__ABOUT THIS EXERCISE__.
Look at each line below and tally those holding "phthom"; answer with that figure and nothing else.

[Component data from apps and pages]

══════════

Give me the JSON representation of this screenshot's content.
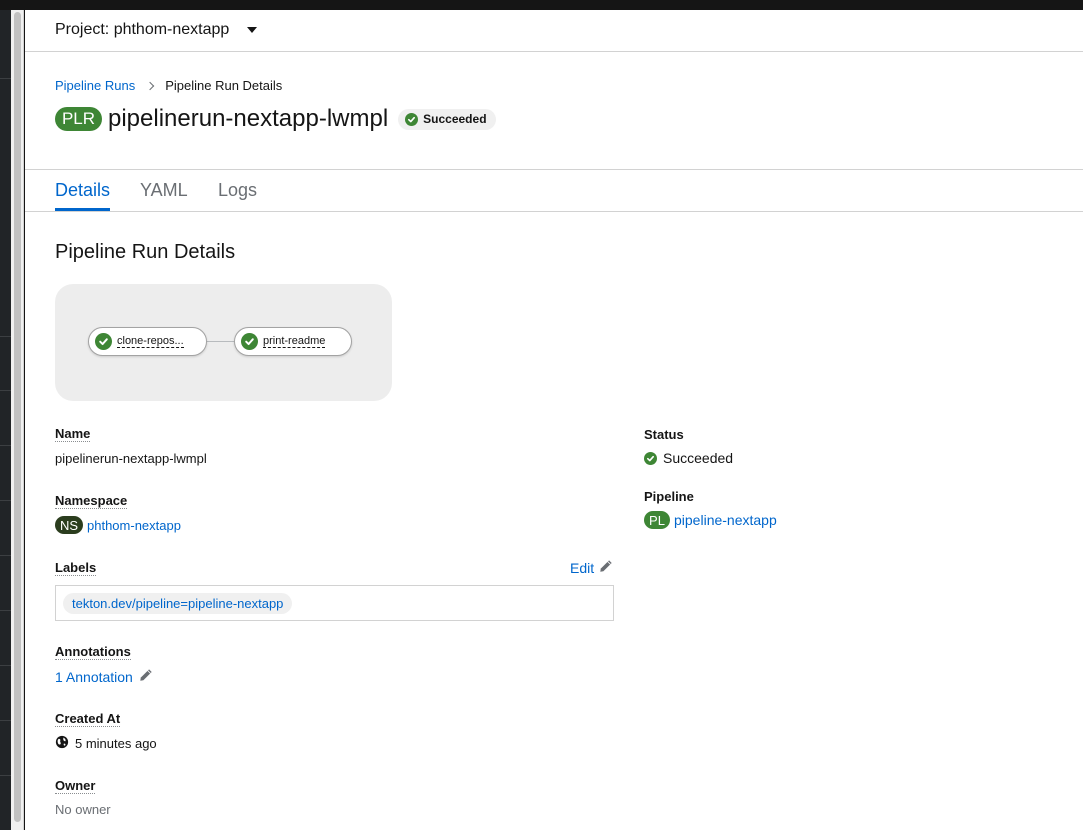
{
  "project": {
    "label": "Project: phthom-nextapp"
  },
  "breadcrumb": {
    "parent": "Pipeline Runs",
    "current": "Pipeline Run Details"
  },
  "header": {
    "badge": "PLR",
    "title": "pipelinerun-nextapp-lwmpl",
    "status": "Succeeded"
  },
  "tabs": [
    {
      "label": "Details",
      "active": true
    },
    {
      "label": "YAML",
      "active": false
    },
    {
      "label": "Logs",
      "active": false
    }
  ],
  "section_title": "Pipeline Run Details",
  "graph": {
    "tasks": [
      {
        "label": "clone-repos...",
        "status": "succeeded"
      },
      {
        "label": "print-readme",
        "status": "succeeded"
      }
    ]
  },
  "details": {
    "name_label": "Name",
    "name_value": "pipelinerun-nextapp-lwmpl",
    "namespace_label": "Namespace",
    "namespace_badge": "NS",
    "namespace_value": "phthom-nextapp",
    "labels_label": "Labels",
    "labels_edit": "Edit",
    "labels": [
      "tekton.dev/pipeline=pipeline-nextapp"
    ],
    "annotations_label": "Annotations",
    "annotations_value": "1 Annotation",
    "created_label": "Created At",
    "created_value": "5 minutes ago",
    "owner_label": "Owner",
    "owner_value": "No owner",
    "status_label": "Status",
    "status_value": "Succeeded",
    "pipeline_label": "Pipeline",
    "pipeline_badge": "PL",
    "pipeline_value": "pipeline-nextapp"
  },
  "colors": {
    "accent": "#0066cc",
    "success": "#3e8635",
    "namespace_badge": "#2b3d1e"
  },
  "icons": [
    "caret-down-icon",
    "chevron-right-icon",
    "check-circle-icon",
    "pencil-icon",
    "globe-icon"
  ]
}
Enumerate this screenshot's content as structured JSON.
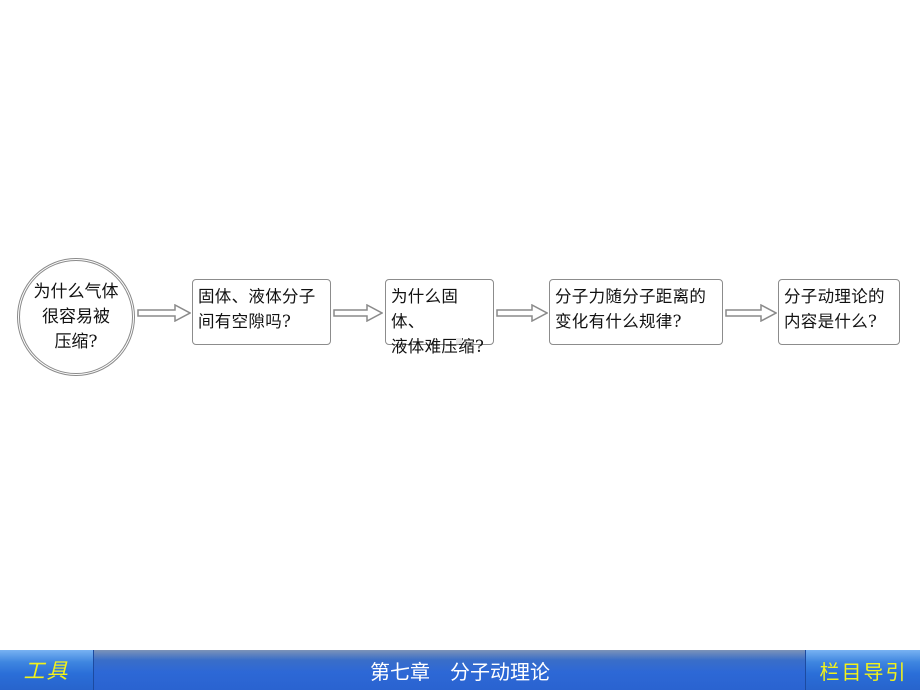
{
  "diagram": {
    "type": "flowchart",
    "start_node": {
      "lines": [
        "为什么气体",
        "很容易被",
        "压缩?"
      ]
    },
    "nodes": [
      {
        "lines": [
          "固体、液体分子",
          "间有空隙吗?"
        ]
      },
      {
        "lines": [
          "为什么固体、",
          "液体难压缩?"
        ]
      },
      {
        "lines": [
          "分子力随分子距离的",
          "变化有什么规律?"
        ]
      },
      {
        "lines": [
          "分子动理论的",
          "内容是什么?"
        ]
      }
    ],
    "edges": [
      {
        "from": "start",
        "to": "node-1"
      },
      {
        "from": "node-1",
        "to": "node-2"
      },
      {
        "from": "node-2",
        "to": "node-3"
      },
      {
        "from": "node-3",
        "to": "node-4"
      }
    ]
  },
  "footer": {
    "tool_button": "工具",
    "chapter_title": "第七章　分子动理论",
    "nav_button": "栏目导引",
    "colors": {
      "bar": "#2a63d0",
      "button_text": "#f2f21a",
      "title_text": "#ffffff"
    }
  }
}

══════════

__TASK RESPONSE__.
2